5What Are The Perks Of Condos?

The main advantage of purchasing a condo is that everything stated in the contract will become yours. However, this does not necessarily imply that you can go ahead and knock down walls and make other structural changes, since, the contract also lists down what you can or cannot do to your property. All condo owners equally share other developments. The usual facilities that can be used by all owners include the spa, pool, roof deck, exercise area, and the sidewalk.

All condominiums are under the management of a board of directors, and if you become a condo owner, you will automatically have the right to vote on certain big decisions. As for maintenance, cleaning, and repairs, these are the responsibilities of the homeowners association, while maintenance and operating fees are divided equally among all the condo owners. The fees will also largely depend on how big your unit is.

6What Are The Cons Of Owning A Condo?

A condo certainly has a number of attractive features, including being low maintenance (particularly the exterior) and possessing many facilities, such as pools, playgrounds, and tennis courts. There are also a few disadvantages to being a condo owner, which you must understand before you go ahead and buy one. First of all, there are association fees that need to be paid every month.

Moreover, you also won't have the freedom to do what you like to your unit as there are specific restrictions about what you can or cannot do, and you should expect to share walls, ceilings, and floors with other condo owners. Since every unit is attached to each other, you'll be very close to your neighbors, which means less privacy (which is something that you'll automatically enjoy if you have a single-family home). In addition to that, condos take twice the time and effort to re-sell compared with a typical house.

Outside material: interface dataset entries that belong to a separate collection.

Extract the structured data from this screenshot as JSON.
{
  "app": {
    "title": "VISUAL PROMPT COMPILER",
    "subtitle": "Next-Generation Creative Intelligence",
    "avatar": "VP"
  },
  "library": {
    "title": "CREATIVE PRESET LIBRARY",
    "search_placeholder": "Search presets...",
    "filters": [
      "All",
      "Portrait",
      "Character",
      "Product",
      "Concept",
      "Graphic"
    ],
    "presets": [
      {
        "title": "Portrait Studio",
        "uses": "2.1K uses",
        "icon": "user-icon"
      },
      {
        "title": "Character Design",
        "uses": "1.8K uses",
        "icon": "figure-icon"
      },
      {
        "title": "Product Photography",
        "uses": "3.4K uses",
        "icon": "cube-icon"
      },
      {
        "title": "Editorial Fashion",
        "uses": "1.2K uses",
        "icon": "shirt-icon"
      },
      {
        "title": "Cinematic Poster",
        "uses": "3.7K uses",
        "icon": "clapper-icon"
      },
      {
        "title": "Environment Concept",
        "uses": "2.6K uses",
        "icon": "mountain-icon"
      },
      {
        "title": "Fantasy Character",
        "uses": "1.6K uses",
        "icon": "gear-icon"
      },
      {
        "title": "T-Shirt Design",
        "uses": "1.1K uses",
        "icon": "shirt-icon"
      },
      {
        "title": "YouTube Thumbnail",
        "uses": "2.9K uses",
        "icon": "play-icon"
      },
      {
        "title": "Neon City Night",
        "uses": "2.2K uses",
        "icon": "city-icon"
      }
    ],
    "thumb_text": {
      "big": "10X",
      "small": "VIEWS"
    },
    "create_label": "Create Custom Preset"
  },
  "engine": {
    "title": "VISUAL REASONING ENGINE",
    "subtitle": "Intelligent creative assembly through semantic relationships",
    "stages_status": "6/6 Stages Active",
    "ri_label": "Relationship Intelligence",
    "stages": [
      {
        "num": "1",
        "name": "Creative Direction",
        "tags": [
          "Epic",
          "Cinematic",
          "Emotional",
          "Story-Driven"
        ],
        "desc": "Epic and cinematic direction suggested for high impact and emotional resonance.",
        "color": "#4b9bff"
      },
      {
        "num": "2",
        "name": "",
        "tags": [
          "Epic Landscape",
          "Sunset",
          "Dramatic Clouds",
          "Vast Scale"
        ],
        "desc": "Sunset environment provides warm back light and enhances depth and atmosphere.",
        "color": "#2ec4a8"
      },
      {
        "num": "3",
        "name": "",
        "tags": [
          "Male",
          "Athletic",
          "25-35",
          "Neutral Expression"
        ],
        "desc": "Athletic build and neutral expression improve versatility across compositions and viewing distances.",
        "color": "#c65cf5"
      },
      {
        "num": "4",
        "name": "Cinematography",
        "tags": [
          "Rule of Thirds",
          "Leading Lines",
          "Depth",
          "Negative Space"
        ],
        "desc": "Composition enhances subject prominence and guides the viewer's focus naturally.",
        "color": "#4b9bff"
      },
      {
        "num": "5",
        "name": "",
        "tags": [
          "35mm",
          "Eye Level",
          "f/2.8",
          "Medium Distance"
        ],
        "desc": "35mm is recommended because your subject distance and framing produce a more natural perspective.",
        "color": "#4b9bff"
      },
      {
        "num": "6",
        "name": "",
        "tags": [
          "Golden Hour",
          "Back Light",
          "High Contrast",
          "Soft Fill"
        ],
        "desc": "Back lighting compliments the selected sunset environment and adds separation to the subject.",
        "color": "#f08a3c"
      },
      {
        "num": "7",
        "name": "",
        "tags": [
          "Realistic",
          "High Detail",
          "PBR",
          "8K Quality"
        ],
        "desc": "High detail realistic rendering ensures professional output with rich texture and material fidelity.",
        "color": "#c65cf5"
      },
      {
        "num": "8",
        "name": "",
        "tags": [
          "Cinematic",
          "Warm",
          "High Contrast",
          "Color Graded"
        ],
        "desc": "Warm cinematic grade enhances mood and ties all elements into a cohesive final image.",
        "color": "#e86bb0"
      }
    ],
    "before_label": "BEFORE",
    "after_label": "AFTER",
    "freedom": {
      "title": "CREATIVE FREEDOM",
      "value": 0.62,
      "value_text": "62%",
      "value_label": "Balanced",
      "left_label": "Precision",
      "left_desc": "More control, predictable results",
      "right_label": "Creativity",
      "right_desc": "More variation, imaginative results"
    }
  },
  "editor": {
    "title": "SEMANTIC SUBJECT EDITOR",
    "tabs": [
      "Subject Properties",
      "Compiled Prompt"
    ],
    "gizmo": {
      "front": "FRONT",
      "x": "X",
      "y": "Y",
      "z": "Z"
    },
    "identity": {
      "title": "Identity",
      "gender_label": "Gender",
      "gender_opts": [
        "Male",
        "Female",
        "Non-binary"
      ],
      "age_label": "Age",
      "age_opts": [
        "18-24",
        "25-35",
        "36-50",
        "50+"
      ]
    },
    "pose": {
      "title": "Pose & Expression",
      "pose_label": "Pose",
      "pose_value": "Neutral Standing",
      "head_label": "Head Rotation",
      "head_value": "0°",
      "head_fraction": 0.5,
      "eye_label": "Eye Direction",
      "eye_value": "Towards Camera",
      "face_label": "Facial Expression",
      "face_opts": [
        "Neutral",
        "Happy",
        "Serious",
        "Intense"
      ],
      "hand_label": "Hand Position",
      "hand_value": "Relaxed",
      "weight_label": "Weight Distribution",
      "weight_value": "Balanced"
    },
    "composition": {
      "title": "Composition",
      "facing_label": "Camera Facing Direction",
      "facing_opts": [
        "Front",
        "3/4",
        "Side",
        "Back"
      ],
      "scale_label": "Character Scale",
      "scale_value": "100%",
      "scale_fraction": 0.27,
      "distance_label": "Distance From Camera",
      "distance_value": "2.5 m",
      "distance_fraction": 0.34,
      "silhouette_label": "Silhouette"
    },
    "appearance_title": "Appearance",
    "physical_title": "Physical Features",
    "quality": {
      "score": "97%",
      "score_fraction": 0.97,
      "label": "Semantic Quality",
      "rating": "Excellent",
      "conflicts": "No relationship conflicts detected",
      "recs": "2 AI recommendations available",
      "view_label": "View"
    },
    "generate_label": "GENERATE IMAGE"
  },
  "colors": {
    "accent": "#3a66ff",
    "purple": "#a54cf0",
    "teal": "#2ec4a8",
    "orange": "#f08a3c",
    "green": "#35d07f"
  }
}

Whether you are doing it for yourself or your family, buying a house is a huge decision, which is why it's crucial to study the housing structures that are available meticulously. Perhaps, a townhouse or a condo unit is a better choice for you, if you prefer something that is more low maintenance than the usual single-family house. Although both of these options may be suitable for your needs, always think things through before purchase, as each housing style will have its own advantages and disadvantages. Be informed, consider your future needs, and carefully think about other factors that may affect your home life when looking at all of your housing options.

About Author

Jackie Wing

Jackie Wing is an Alaska native, who enjoys snowboarding more than is probably socially acceptable. She lives in Anchorage with her two dogs Reese and Peanut, or as she likes to call them "Thing 1" and "Thing 2."